“One of the most important books of poetry to come along in years.” —Craig Morgan Teicher, NPR
Named a Best Book of 2019 by NPR and Publishers Weekly, Hybrida is a stirring and confident examination of mixed-race identity, violence, and history skillfully rendered through the lens of motherhood. In an agile blend of zuihitsu, ghazal, mosaic poems, and lyric essays, Tina Chang “evokes the bottomless love and terror of motherhood as she describes raising her mixed-race son” (New York Times). Ambitious and revelatory, Hybrida establishes Chang as one of the most vital voices of her generation.

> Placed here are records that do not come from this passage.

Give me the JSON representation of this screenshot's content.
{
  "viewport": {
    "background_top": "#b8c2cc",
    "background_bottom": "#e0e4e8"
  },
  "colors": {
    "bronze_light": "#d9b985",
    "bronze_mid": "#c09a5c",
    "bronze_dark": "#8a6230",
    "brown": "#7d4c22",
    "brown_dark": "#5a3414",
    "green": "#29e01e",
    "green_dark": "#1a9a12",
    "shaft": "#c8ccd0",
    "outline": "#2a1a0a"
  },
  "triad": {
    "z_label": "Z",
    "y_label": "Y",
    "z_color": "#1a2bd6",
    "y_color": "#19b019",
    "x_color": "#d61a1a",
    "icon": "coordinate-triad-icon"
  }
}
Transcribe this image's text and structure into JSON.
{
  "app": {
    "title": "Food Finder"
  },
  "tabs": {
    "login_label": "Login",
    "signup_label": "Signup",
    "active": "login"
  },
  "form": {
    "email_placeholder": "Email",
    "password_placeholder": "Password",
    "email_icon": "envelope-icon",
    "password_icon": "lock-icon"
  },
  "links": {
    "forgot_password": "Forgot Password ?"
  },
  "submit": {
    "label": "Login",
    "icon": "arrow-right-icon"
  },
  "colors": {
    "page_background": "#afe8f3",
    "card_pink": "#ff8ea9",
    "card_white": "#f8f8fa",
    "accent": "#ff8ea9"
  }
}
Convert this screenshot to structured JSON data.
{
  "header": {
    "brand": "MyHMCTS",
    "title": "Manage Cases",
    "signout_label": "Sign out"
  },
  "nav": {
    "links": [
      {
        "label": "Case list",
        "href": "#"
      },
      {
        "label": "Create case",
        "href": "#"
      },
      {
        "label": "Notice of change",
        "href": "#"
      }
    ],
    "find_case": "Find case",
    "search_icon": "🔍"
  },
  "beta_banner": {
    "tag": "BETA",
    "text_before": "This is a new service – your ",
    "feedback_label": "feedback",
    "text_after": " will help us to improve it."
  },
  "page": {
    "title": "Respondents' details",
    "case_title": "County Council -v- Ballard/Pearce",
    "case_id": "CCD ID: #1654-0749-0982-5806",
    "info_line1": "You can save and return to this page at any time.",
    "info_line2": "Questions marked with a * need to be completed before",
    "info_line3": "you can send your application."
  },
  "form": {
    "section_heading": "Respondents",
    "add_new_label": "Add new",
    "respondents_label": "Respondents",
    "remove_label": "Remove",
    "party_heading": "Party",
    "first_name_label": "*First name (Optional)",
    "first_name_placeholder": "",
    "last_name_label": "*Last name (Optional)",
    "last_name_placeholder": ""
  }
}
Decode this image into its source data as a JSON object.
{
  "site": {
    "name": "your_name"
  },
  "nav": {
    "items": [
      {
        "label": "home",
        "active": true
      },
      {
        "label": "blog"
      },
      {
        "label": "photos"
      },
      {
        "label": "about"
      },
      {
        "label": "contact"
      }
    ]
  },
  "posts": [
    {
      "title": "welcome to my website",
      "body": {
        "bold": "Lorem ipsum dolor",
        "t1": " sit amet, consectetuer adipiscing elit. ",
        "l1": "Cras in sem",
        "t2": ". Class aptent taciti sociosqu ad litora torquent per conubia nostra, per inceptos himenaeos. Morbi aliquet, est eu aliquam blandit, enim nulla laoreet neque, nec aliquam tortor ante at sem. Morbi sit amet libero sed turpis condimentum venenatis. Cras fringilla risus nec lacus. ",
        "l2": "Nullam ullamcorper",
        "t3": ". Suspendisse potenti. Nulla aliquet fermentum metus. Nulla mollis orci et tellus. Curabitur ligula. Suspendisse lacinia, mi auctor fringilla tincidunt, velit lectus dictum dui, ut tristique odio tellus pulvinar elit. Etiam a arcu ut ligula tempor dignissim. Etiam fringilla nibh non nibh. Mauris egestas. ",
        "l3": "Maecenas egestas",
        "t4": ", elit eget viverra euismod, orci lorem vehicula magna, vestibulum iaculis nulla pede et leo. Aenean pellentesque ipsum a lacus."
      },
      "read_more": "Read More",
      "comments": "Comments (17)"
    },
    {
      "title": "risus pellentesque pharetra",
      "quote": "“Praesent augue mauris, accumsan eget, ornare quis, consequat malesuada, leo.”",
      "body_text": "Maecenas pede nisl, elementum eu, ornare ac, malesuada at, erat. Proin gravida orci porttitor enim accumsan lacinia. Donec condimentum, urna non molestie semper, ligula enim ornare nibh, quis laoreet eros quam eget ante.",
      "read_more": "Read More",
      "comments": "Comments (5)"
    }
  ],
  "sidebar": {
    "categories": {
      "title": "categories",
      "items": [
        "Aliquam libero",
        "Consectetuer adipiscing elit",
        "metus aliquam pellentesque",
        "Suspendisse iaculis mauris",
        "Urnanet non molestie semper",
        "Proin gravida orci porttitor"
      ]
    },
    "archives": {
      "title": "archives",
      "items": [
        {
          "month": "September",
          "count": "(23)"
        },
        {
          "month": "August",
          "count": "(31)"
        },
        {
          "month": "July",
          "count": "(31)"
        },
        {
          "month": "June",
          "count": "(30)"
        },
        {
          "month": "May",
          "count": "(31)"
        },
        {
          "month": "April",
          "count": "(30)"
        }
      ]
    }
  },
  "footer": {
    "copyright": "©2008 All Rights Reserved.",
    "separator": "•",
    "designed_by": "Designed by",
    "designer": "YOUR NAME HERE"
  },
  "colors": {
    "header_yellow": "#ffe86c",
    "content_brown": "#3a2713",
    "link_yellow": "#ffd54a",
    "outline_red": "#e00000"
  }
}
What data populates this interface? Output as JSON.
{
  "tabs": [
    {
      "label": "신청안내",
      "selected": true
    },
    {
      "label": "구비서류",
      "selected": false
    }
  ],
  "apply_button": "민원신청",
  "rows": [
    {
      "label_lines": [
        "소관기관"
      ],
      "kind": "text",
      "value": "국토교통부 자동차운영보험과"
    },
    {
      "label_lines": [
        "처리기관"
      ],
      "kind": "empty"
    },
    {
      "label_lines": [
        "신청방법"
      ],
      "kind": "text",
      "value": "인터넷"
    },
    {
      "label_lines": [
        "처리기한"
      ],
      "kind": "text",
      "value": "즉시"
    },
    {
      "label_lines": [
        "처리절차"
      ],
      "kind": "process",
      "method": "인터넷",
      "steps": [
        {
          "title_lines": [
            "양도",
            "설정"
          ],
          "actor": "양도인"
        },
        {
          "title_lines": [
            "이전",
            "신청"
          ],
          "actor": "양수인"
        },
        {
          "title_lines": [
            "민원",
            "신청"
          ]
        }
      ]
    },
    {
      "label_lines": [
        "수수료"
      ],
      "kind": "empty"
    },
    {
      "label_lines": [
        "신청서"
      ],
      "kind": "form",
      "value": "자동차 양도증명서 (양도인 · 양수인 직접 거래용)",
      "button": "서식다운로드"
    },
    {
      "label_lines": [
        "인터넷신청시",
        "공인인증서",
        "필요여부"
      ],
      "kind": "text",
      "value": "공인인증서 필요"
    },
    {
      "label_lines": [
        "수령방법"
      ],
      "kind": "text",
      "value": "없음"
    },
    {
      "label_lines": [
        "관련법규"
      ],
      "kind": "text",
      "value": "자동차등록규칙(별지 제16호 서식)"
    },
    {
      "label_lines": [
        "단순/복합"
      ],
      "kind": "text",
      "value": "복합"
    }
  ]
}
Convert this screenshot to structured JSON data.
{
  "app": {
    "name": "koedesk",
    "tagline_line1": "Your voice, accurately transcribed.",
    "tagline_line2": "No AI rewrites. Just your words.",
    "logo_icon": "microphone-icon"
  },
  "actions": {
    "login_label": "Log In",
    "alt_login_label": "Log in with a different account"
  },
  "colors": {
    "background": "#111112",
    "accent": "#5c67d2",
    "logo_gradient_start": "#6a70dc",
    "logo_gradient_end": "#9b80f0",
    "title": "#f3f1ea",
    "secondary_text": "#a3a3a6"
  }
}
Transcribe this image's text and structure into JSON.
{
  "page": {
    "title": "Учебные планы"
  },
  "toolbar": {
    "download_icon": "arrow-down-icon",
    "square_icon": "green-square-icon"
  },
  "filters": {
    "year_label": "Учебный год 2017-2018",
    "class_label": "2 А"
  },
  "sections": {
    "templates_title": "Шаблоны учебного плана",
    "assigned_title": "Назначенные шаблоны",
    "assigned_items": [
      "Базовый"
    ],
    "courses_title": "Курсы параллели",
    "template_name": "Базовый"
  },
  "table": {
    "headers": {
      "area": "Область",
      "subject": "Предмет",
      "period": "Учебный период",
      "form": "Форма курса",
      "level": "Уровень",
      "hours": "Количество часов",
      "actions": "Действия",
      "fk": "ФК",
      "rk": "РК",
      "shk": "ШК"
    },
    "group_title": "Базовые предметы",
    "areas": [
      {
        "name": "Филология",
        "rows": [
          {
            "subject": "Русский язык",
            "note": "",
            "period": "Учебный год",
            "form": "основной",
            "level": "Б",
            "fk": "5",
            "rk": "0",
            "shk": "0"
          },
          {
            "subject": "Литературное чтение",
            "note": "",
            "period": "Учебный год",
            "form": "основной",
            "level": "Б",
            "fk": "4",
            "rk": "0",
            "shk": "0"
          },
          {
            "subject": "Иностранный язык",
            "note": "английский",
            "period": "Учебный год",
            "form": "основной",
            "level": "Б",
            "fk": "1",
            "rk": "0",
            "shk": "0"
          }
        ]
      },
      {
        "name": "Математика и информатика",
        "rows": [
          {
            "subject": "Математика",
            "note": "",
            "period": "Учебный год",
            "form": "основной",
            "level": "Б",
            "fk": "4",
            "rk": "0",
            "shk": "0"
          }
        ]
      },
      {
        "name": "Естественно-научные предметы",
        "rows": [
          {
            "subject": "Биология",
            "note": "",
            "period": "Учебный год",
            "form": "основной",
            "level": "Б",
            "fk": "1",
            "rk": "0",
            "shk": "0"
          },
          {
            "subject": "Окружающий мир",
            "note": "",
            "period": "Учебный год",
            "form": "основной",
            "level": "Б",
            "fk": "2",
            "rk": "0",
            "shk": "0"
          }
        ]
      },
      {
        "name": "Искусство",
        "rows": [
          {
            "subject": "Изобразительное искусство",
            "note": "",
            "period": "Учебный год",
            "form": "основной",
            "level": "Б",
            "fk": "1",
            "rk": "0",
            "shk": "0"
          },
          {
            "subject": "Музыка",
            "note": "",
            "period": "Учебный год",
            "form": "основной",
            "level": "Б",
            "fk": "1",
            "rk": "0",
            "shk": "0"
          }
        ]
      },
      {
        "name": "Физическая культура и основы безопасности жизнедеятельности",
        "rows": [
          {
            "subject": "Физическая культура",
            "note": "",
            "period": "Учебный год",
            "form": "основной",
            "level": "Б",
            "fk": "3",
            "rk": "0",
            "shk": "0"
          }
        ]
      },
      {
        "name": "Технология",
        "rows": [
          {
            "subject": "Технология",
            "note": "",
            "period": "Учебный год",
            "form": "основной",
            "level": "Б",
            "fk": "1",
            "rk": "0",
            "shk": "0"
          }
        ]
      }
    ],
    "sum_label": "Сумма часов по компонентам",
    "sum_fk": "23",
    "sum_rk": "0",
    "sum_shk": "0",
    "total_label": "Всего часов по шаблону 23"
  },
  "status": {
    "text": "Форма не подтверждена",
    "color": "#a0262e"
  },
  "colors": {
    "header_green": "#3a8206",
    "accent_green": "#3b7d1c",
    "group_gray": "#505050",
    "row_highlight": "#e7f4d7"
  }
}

The title of Chang's third collection signals a fusion of disparate elements, a hybrid that's been seemingly feminized. This m lange appears across an impressive array of forms: prose poems, ghazals, responses to artworks (by Alexandria Smith and Kara Walker, for example), the several-page "Bitch" and "Creation Myth," as well as verse that explores Chang's personal history. Primarily, though, this is a book about the speaker's son: her love for him, and how she and he negotiate his blackness in the world. In the opening poem, "He, Pronoun," she writes: "I have a right to fear for him,// though I have no right to claim his color./ His blackness is his to own and what will// my mouth say of that sweetness." The poem closes on the image of her son in her lap, a quotidian moment, but they "watch the door." With more urgency than a news article could achieve, Chang conveys the fear and rage at the reality that the color of her son's skin will mean she is unable to keep him safe. The title poem, subtitled "a zuihitsu," is a collage of questions and observations about identity, which at its end suggests hope for the future: "Wilderness/ of the mind. But it's changing."